Edit This The best resource for sights, hotels, restaurants, bars, what to do and see
Bet Giorgis Church

Bet Giorgis Church

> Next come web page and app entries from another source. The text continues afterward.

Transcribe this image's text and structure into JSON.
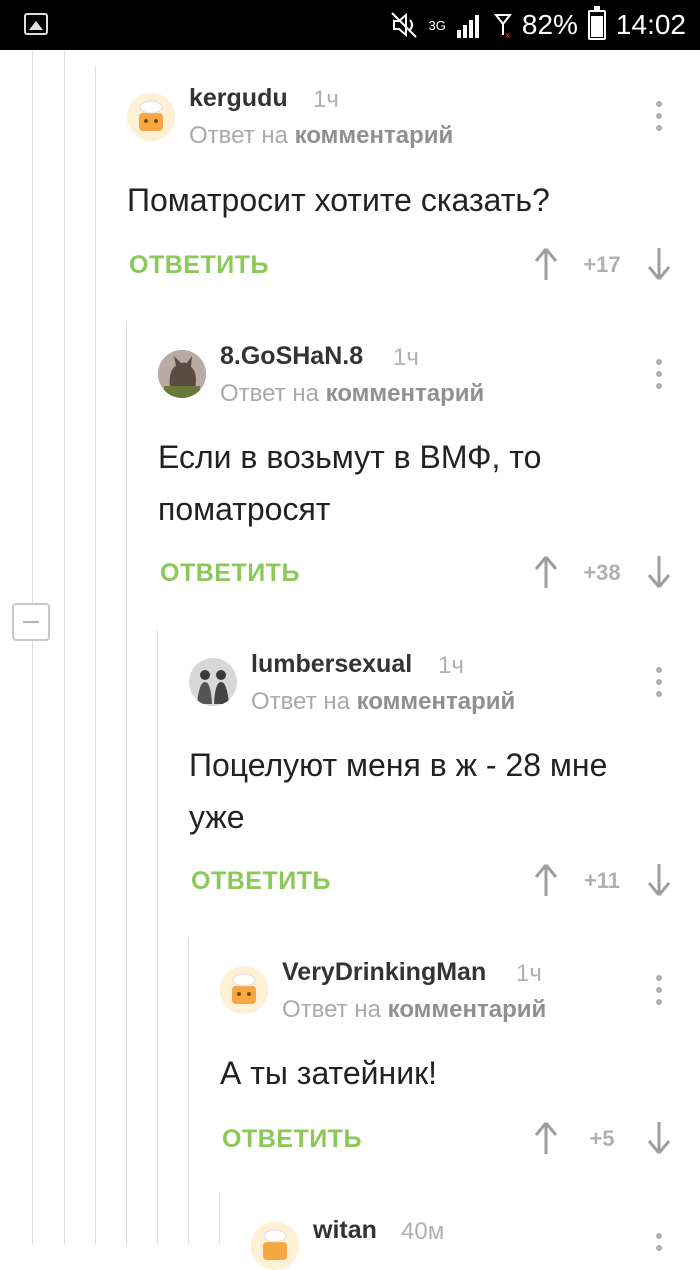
{
  "status_bar": {
    "network": "3G",
    "battery": "82%",
    "battery_level": 0.82,
    "time": "14:02"
  },
  "comments": [
    {
      "author": "kergudu",
      "time": "1ч",
      "reply_prefix": "Ответ на",
      "reply_target": "комментарий",
      "text": "Поматросит хотите сказать?",
      "reply_label": "ОТВЕТИТЬ",
      "score": "+17",
      "avatar": "cake-avatar"
    },
    {
      "author": "8.GoSHaN.8",
      "time": "1ч",
      "reply_prefix": "Ответ на",
      "reply_target": "комментарий",
      "text": "Если в возьмут в ВМФ, то поматросят",
      "reply_label": "ОТВЕТИТЬ",
      "score": "+38",
      "avatar": "cat-avatar"
    },
    {
      "author": "lumbersexual",
      "time": "1ч",
      "reply_prefix": "Ответ на",
      "reply_target": "комментарий",
      "text": "Поцелуют меня в ж - 28 мне уже",
      "reply_label": "ОТВЕТИТЬ",
      "score": "+11",
      "avatar": "photo-avatar"
    },
    {
      "author": "VeryDrinkingMan",
      "time": "1ч",
      "reply_prefix": "Ответ на",
      "reply_target": "комментарий",
      "text": "А ты затейник!",
      "reply_label": "ОТВЕТИТЬ",
      "score": "+5",
      "avatar": "cake-avatar"
    },
    {
      "author": "witan",
      "time": "40м",
      "avatar": "cake-avatar"
    }
  ],
  "colors": {
    "accent_green": "#8ac858",
    "muted_gray": "#b0b0b0",
    "text_dark": "#222222"
  }
}
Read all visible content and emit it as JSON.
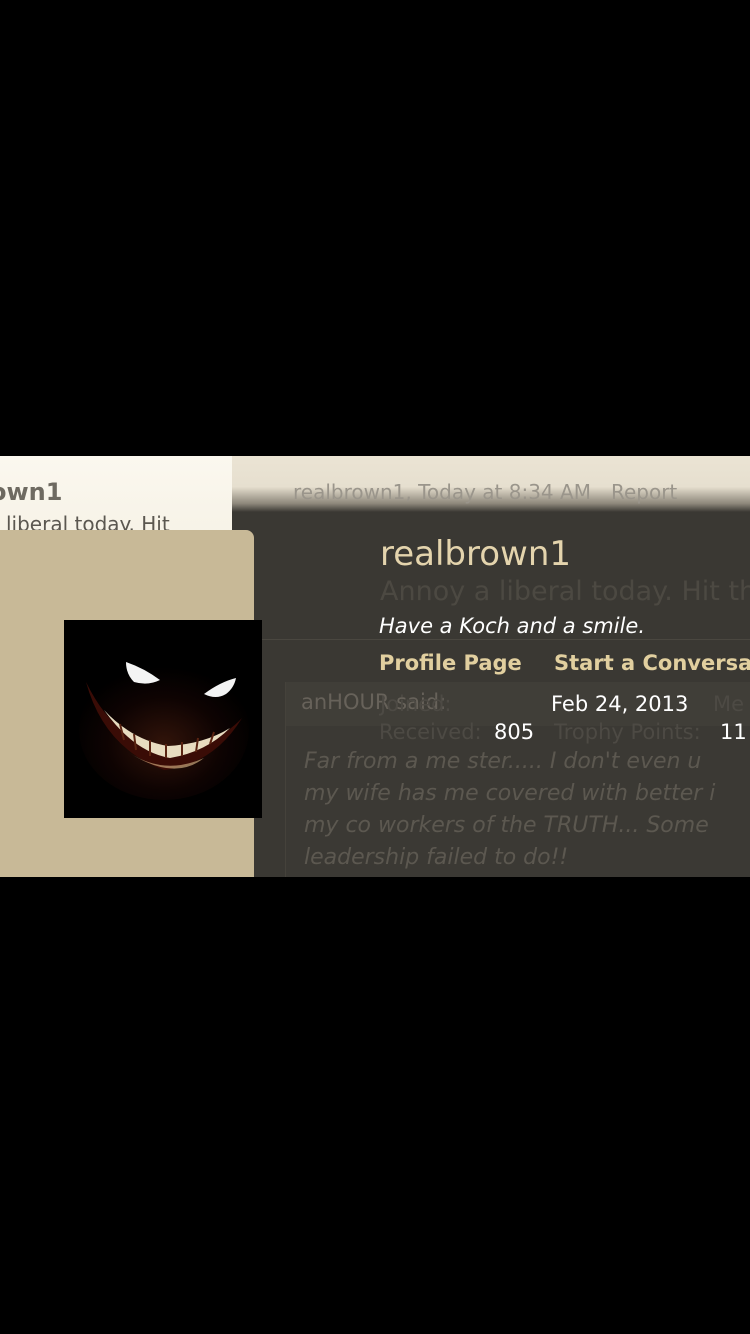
{
  "background_page": {
    "left_username": "own1",
    "left_snippet": "liberal today. Hit",
    "post_author": "realbrown1",
    "post_time": "Today at 8:34 AM",
    "report_label": "Report"
  },
  "member_card": {
    "username": "realbrown1",
    "ghost_signature": "Annoy a liberal today. Hit the",
    "custom_title": "Have a Koch and a smile.",
    "links": {
      "profile": "Profile Page",
      "conversation": "Start a Conversa"
    },
    "stats": {
      "joined_label": "Joined:",
      "joined_value": "Feb 24, 2013",
      "messages_label": "Me",
      "messages_value": "805",
      "likes_label": "Received:",
      "trophy_label": "Trophy Points:",
      "trophy_value": "11"
    }
  },
  "quote": {
    "author_line": "anHOUR said:",
    "lines": [
      "Far from a me ster..... I don't even u",
      "my wife has me covered with better i",
      "my co workers of the TRUTH... Some",
      "leadership failed to do!!"
    ]
  },
  "colors": {
    "accent": "#e1cf9f",
    "card_left": "#c8b997",
    "panel": "#3a3833"
  }
}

If you go to Ethiopia don't miss Lalibela. It's like going to Egypt and not seeing a pyramid. Lalibela has 11 Orthodox churches that are carved out of rock: each church was carved out of a solid piece of red rock, back in the 12th century. The largest church (Medhane Alem) is 30 m long  and 24 m wide and 11 m high. Beta Giorgis (the Church of St. George) is shaped like a cross and surrounded by a 40-ft/12-m trench. Historians say that the churches were built by King Lalibela to mark his conversion to Christianity. Legend says that the churches were completed in 24 years with the help of angels (historians believe it was 100 years and some Egyptians). The churches have beautifully painted facades tunnels and a cloth (in the Pillar of Light Church) upon which Christ was said to have leaned when appearing to King Lalibela in a dream. Built as the king’s own New Jerusalem Lalibela strikes many visitors as one of the most sacred eerily mystical places on Earth particularly during religious festivals when pilgrims arrive in the thousands from around the country. Especially in the month of September, the celebration of Jesus Christ's baptism is considered as one of the most memorible festivals in Lalibela. The event attracts many outside visitors.

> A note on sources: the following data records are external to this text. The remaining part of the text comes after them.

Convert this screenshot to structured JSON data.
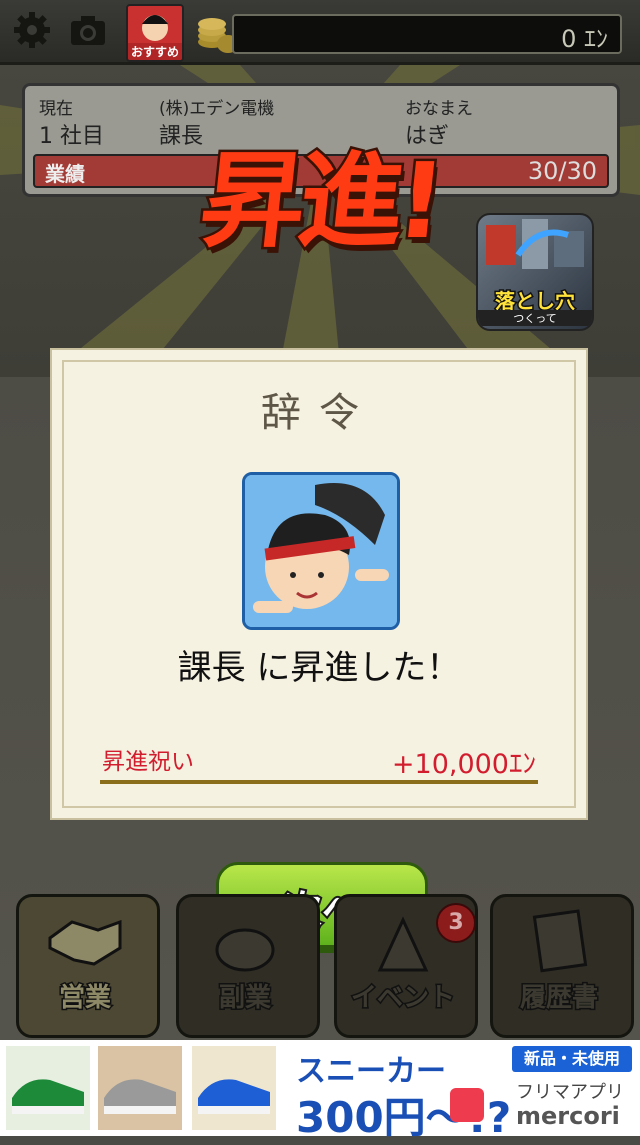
{
  "topbar": {
    "yen_balance": "0 ｴﾝ",
    "recommend_label": "おすすめ",
    "icons": [
      "gear-icon",
      "camera-icon",
      "coins-icon"
    ]
  },
  "status": {
    "current_label": "現在",
    "company": "(株)エデン電機",
    "name_label": "おなまえ",
    "company_days": "1 社目",
    "position": "課長",
    "player_name": "はぎ",
    "achievement_label": "業績",
    "achievement_value": "30/30",
    "achievement_progress": 1.0
  },
  "promotion_banner": "昇進!",
  "ad_tile": {
    "label": "落とし穴",
    "sub": "つくって"
  },
  "certificate": {
    "title": "辞令",
    "message": "課長 に昇進した！",
    "bonus_label": "昇進祝い",
    "bonus_value": "+10,000ｴﾝ"
  },
  "next_button": "次へ",
  "bottom_menu": [
    {
      "label": "営業"
    },
    {
      "label": "副業"
    },
    {
      "label": "イベント"
    },
    {
      "label": "履歴書"
    }
  ],
  "event_badge": "3",
  "ad_banner": {
    "title": "スニーカー",
    "price": "300円〜!?",
    "tag": "新品・未使用",
    "app": "フリマアプリ",
    "brand": "mercori"
  },
  "colors": {
    "accent_red": "#d21d2f",
    "button_green": "#5fb21d",
    "portrait_blue": "#74b8ee"
  }
}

The Saturday market is also a marvelous vantage point for observing Ethiopian villagers coming in to trade goats cows cloth and vegetables. For all of its holiness the town itself is rather a squalid fly-plagued place with no telephones or local transport and visitors to the churches are often surrounded by persistent young beggars. Nevertheless Lalibela is a must-see destination.

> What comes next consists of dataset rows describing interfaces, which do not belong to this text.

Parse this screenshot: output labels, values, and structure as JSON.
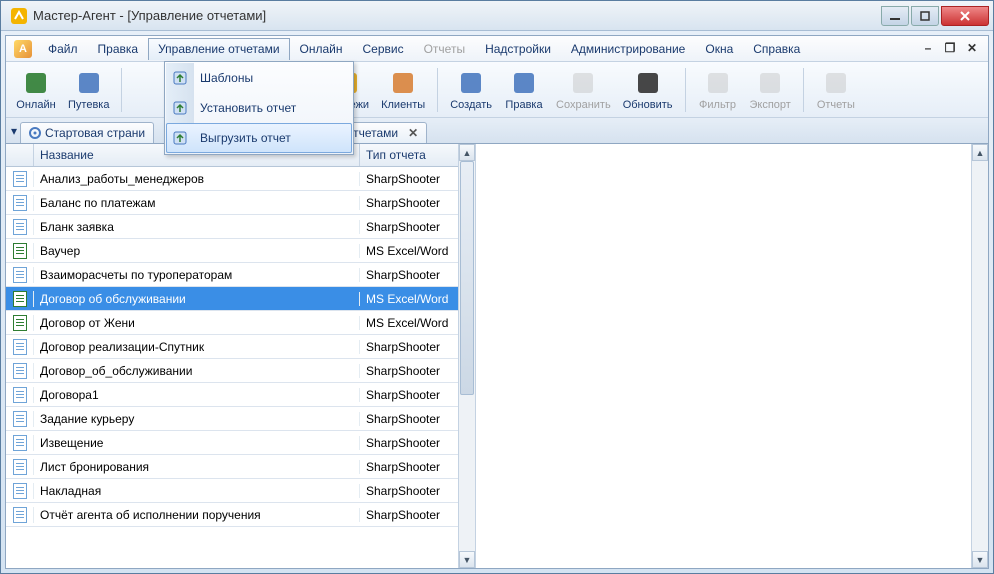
{
  "window": {
    "title": "Мастер-Агент - [Управление отчетами]"
  },
  "menu": {
    "items": [
      "Файл",
      "Правка",
      "Управление отчетами",
      "Онлайн",
      "Сервис",
      "Отчеты",
      "Надстройки",
      "Администрирование",
      "Окна",
      "Справка"
    ],
    "open_index": 2,
    "disabled_index": 5
  },
  "dropdown": {
    "items": [
      {
        "label": "Шаблоны",
        "icon": "template-icon"
      },
      {
        "label": "Установить отчет",
        "icon": "install-icon"
      },
      {
        "label": "Выгрузить отчет",
        "icon": "export-icon",
        "hover": true
      }
    ]
  },
  "toolbar": {
    "buttons": [
      {
        "label": "Онлайн",
        "icon": "globe-icon",
        "color": "#2e7d32"
      },
      {
        "label": "Путевка",
        "icon": "ticket-icon",
        "color": "#4a7ac0"
      }
    ],
    "buttons2": [
      {
        "label": "Платежи",
        "icon": "coins-icon",
        "color": "#e6a817"
      },
      {
        "label": "Клиенты",
        "icon": "people-icon",
        "color": "#d8833b"
      }
    ],
    "buttons3": [
      {
        "label": "Создать",
        "icon": "new-icon",
        "color": "#4a7ac0"
      },
      {
        "label": "Правка",
        "icon": "edit-icon",
        "color": "#4a7ac0"
      },
      {
        "label": "Сохранить",
        "icon": "save-icon",
        "disabled": true
      },
      {
        "label": "Обновить",
        "icon": "refresh-icon",
        "color": "#333"
      }
    ],
    "buttons4": [
      {
        "label": "Фильтр",
        "icon": "filter-icon",
        "disabled": true
      },
      {
        "label": "Экспорт",
        "icon": "export2-icon",
        "disabled": true
      }
    ],
    "buttons5": [
      {
        "label": "Отчеты",
        "icon": "reports-icon",
        "disabled": true
      }
    ]
  },
  "tabs": {
    "tab1_partial": "Стартовая страни",
    "tab2_partial": "тчетами"
  },
  "grid": {
    "col_name": "Название",
    "col_type": "Тип отчета",
    "rows": [
      {
        "name": "Анализ_работы_менеджеров",
        "type": "SharpShooter",
        "kind": "ss"
      },
      {
        "name": "Баланс по платежам",
        "type": "SharpShooter",
        "kind": "ss"
      },
      {
        "name": "Бланк заявка",
        "type": "SharpShooter",
        "kind": "ss"
      },
      {
        "name": "Ваучер",
        "type": "MS Excel/Word",
        "kind": "xl"
      },
      {
        "name": "Взаиморасчеты по туроператорам",
        "type": "SharpShooter",
        "kind": "ss"
      },
      {
        "name": "Договор об обслуживании",
        "type": "MS Excel/Word",
        "kind": "xl",
        "selected": true
      },
      {
        "name": "Договор от Жени",
        "type": "MS Excel/Word",
        "kind": "xl"
      },
      {
        "name": "Договор реализации-Спутник",
        "type": "SharpShooter",
        "kind": "ss"
      },
      {
        "name": "Договор_об_обслуживании",
        "type": "SharpShooter",
        "kind": "ss"
      },
      {
        "name": "Договора1",
        "type": "SharpShooter",
        "kind": "ss"
      },
      {
        "name": "Задание курьеру",
        "type": "SharpShooter",
        "kind": "ss"
      },
      {
        "name": "Извещение",
        "type": "SharpShooter",
        "kind": "ss"
      },
      {
        "name": "Лист бронирования",
        "type": "SharpShooter",
        "kind": "ss"
      },
      {
        "name": "Накладная",
        "type": "SharpShooter",
        "kind": "ss"
      },
      {
        "name": "Отчёт агента об исполнении поручения",
        "type": "SharpShooter",
        "kind": "ss"
      }
    ]
  }
}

Ethiopia is one of the places one should visit in a lifetime. If you are interested to travel to ethiopia go visit

Where World66 helps you find the best deals on Lalibela Hotels